(Data entries)
▼▼▼
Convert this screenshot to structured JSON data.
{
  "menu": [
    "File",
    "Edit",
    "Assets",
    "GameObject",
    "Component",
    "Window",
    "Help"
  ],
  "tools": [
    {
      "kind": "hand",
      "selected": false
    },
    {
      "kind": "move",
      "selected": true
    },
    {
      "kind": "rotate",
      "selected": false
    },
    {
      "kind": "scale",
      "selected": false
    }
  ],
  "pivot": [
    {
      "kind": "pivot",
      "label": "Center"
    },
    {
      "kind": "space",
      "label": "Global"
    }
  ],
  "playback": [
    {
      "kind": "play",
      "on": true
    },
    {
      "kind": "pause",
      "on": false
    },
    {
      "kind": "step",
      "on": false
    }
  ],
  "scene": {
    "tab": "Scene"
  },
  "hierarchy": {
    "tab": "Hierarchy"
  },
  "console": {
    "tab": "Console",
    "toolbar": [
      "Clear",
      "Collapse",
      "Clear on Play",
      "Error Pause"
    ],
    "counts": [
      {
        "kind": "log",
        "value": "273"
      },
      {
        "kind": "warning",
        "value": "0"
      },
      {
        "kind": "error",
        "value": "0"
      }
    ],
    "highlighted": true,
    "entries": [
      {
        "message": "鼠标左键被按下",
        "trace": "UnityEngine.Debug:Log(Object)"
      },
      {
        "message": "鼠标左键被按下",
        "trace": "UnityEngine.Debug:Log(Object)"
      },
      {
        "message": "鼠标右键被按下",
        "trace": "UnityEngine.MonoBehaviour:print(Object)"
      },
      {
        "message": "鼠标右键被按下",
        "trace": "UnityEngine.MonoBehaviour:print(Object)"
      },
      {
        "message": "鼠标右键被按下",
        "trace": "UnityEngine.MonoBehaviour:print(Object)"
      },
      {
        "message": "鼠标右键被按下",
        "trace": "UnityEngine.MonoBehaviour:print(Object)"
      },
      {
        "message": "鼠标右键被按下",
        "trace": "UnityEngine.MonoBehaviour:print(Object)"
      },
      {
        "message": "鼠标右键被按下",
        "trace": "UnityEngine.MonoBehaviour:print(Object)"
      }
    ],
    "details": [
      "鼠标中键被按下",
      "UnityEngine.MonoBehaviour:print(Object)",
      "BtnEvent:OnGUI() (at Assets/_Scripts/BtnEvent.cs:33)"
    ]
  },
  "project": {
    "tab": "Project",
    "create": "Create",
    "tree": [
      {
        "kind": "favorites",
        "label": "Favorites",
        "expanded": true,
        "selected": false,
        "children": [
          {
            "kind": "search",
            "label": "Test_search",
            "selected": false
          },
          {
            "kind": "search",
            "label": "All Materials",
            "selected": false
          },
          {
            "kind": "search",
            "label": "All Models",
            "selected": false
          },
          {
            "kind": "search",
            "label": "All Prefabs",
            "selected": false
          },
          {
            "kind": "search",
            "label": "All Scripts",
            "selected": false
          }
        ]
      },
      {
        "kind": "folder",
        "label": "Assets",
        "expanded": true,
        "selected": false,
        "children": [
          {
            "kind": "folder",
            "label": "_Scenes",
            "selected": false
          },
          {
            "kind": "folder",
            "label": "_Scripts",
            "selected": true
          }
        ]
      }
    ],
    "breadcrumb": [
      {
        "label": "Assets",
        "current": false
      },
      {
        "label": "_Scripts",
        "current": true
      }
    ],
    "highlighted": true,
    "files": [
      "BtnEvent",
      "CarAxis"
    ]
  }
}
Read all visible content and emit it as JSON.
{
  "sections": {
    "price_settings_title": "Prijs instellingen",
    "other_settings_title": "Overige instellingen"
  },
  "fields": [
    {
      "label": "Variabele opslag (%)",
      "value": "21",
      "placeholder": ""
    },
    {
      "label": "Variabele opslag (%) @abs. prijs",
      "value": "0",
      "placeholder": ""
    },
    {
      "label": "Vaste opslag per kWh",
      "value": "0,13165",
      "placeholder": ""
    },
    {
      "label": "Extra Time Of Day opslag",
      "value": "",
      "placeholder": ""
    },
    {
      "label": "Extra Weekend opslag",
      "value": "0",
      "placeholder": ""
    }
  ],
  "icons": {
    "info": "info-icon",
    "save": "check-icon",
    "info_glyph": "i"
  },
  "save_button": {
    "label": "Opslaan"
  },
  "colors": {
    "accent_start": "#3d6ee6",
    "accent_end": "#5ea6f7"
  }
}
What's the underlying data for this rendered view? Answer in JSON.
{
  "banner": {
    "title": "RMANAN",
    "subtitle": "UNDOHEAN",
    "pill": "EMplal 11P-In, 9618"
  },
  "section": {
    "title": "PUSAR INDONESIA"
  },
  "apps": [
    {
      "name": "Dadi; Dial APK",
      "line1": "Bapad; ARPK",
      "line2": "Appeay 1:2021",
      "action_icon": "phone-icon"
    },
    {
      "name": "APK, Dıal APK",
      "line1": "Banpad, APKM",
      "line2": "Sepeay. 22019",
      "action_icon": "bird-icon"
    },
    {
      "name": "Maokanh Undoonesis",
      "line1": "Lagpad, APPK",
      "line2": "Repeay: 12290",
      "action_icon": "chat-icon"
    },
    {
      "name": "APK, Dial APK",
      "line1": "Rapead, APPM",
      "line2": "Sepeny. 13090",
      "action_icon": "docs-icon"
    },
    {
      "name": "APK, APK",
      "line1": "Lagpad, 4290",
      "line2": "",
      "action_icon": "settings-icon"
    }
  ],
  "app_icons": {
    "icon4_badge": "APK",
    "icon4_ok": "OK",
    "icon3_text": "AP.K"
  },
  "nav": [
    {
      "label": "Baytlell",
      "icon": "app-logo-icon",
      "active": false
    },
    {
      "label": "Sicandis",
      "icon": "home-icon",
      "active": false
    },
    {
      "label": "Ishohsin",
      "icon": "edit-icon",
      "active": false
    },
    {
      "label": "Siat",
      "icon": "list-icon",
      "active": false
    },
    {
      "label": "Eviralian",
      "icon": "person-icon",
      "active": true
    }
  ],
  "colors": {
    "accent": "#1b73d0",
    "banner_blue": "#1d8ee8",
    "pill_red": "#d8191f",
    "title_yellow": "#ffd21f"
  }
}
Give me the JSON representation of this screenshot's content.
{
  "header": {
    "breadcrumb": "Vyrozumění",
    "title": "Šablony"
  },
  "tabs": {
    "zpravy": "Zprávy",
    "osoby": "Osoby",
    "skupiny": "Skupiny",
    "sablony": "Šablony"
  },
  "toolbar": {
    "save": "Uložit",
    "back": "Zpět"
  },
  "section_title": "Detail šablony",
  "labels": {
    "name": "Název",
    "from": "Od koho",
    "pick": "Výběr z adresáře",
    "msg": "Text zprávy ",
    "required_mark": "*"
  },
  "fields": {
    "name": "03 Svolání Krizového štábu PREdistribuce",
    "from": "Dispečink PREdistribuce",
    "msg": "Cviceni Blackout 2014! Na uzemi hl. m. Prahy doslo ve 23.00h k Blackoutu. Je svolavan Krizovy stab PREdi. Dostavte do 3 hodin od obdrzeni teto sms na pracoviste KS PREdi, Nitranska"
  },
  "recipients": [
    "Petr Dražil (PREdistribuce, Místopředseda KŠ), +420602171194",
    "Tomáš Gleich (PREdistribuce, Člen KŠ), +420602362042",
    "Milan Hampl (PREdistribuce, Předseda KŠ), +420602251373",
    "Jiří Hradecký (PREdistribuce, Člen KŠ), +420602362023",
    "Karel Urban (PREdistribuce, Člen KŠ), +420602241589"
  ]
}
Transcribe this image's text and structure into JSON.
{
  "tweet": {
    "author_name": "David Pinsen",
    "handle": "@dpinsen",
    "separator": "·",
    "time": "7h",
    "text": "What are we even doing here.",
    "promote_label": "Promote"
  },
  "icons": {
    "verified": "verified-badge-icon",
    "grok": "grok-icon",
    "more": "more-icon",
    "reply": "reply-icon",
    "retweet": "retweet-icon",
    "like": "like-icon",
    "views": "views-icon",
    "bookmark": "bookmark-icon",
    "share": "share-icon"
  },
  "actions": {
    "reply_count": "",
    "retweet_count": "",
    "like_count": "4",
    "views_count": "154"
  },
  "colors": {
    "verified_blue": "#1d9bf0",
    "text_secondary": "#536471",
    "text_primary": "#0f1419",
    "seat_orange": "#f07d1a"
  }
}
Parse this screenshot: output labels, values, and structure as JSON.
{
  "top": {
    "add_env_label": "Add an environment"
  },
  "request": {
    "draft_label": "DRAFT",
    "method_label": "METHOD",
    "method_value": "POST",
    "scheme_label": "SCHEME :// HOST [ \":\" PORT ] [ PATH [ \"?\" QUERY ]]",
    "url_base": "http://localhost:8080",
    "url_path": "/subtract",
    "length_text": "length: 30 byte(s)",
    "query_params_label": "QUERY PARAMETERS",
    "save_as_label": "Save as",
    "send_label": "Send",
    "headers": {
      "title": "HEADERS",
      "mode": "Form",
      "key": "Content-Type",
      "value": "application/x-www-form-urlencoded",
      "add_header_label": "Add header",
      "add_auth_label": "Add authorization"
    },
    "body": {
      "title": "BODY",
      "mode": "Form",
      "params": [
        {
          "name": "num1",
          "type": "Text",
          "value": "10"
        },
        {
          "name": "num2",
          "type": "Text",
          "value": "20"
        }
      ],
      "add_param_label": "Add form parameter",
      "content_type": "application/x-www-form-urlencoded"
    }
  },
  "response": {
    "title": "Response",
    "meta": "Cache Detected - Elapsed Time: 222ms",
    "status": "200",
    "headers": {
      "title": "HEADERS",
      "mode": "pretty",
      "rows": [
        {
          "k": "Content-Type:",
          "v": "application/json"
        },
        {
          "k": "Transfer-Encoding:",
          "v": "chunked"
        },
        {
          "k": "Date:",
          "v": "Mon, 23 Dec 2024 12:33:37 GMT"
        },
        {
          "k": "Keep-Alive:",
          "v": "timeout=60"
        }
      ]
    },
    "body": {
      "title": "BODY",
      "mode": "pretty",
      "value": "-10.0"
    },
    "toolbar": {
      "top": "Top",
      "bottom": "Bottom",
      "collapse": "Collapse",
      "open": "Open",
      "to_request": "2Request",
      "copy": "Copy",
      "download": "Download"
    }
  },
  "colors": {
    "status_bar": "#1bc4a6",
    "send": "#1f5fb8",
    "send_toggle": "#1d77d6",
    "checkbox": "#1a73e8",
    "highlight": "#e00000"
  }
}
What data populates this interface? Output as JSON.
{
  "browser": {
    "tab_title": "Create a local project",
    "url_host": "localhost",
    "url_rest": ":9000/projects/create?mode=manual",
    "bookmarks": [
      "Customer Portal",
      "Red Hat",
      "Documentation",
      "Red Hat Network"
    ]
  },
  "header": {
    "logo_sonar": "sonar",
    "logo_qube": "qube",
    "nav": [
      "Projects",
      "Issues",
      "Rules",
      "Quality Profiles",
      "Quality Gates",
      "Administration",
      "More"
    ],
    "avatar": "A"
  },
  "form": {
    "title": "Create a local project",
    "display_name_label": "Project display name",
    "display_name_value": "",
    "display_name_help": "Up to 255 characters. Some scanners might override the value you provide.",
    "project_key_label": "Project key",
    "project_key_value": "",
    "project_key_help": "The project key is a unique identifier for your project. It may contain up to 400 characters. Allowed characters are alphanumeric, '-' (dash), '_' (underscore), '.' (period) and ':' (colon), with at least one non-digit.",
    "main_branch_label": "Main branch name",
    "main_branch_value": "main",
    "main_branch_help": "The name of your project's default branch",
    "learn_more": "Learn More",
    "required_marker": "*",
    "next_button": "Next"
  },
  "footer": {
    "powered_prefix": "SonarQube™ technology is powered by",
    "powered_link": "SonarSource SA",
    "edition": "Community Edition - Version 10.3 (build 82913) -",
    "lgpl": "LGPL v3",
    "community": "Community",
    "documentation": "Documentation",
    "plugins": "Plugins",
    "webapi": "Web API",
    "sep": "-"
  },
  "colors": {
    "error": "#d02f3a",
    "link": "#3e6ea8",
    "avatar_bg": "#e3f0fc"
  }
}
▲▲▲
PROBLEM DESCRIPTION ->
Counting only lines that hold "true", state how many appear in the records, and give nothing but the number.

ANSWER SPACE ->
9